A recurrent theme in software engineering are the multiple layers (or tiers) into which systems are subdivided. In the ideal case, a given layer only interacts with the immediate layers “above” and “below” it. In practice, that clean separation of responsibilities is not always possible or, some may argue, desirable.
Nevertheless, thinking in terms of layers is quite useful. For example, the database application I’ve been presenting in this series consists of a PostgreSQL database, psycopg2 (a Python DB-API adapter for PostgreSQL), a business logic module that calls on psycopg2, Werkzeug (a WSGI library), the application modules that call on the business logic and Werkzeug, the HTTP protocol, and the user’s web browser.
As application developers, we need not concern ourselves with the details of how PostgreSQL stores the data that we send to it, nor with testing its internal functions. We rely on PG hackers to cover that testing. Similarly, we rely on Psycopg2 programmers to test communications with PostgreSQL and the Werkzeug team to test its WSGI and HTTP-related functionality.
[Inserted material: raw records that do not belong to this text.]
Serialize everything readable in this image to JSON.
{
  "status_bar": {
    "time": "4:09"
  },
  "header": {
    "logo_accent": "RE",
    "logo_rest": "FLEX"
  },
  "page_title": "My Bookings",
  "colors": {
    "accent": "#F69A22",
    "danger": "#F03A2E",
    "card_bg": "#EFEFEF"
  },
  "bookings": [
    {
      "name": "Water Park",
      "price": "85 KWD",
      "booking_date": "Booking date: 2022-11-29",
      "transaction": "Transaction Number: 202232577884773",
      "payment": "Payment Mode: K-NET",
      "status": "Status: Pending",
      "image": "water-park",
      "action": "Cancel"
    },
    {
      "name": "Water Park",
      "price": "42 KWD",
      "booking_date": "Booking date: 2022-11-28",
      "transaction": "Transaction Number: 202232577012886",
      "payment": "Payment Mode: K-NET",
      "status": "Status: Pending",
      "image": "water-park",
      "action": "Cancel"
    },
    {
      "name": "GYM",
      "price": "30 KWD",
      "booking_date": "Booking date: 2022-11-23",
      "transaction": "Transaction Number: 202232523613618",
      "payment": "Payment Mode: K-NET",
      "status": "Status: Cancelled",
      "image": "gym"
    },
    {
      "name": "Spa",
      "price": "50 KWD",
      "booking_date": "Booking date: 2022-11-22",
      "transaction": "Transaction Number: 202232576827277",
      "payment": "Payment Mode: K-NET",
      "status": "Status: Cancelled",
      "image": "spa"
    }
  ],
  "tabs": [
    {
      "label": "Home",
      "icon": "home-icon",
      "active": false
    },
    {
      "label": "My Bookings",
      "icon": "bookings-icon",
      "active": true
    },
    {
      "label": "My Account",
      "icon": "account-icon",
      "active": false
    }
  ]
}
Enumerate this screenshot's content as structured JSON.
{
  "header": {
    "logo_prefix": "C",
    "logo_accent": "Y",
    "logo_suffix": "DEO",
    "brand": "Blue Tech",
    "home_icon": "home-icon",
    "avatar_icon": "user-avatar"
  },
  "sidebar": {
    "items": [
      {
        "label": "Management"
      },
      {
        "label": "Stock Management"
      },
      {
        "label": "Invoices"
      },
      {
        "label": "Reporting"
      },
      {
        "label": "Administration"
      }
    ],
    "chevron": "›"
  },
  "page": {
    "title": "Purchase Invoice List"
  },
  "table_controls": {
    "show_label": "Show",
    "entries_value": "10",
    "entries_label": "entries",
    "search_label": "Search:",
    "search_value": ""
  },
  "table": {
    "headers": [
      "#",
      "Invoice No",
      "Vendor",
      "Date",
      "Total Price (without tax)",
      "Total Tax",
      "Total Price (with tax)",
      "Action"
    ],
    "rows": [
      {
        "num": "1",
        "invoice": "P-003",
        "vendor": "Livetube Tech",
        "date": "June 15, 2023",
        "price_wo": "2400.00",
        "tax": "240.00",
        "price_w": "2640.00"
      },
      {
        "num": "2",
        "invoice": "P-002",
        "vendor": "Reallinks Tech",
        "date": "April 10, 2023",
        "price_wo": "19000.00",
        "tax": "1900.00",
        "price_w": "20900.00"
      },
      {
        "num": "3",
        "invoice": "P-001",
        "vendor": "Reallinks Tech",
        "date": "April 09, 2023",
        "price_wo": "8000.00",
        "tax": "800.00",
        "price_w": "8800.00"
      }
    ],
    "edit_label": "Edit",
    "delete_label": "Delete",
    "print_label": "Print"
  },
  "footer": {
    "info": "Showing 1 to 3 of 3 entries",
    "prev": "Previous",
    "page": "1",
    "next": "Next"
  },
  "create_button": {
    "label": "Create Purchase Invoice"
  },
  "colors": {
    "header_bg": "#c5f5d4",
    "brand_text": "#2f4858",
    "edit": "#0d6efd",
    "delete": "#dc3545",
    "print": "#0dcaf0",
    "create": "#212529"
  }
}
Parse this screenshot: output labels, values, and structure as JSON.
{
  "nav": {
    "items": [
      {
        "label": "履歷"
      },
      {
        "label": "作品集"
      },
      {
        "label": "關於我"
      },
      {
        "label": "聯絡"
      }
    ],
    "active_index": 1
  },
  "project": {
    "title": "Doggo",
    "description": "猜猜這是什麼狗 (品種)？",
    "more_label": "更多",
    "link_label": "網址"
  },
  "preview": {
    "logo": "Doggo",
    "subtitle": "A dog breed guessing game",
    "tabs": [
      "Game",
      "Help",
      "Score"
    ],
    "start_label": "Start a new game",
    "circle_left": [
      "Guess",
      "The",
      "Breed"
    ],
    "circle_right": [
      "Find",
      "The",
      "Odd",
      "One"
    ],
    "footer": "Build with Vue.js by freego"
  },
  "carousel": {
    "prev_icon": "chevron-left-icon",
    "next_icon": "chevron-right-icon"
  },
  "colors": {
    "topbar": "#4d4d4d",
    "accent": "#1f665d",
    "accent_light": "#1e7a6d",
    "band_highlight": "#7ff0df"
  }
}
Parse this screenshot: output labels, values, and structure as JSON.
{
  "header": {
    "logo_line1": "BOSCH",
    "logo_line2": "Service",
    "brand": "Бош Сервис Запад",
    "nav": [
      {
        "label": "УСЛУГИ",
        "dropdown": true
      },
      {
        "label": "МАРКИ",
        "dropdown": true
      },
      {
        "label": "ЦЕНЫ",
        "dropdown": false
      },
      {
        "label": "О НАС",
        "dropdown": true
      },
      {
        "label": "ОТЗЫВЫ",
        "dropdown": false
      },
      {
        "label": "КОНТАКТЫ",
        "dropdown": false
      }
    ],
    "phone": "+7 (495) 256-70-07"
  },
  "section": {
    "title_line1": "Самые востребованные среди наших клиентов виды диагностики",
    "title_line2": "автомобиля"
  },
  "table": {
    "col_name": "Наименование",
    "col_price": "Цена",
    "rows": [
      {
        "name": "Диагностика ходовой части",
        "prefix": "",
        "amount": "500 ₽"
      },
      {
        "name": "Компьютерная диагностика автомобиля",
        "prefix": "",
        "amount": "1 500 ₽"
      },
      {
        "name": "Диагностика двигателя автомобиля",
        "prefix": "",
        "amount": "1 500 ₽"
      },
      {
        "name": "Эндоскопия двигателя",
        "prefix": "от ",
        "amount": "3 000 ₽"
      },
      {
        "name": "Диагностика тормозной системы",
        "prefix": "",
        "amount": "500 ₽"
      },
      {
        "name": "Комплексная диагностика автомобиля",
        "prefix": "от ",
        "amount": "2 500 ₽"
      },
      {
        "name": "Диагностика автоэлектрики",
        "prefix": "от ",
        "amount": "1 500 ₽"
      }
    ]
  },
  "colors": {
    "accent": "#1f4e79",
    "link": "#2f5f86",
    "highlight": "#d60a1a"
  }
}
We do have responsibility for testing the business logic, the application code, and the interface presented to the user via the browser.
Tag v0.4.1 of the Database UI Tutorial at GitHub adds a set of unit tests for exercising the business logic module (i.e., werkzeug/bl/film.py). The test module (werkzeug/tests/bl/test_film.py) is pretty straightforward: there is a test method for each method in the business logic class. In addition, there are methods for verifying failure conditions, such as duplicate inserts or deleting a missing record.
Although the unit tests were written after the business logic module (i.e., not in keeping with test-driven development), they helped to resolve an open design issue. Earlier, some methods in dblib.py (thin interface to psycopg2) took an “expected count” argument to check the number of rows affected by a database operation. That didn’t look right, so I had removed it. While developing the unit tests, it became clear that the checks ought to live in the business logic layer.
Tag v0.4.2 adds unit tests for testing the WSGI or web interface. I was very pleased with how easy it was to use Werkzeug’s testing faciities, Client and BaseResponse, to create the tests: simply “drop” the database app instance into the Client and then call its get or post methods to get the response headers and data. I only had to add the standard library’s xml.dom.minidom to examine particular elements in the HTML body.
Both the business logic and web test modules depend on a utility module which is “reheated” from the Pyrseas version control testing. A nice capability is that the base DbAppTestCase, in its setUpClass method (a Python 2.7 feature), ensures the test database is in sync with the YAML spec.
Coming up: testing the user (browser) interface, via Selenium.
* Dobos cake photograph, courtesy of Bruce Tuten.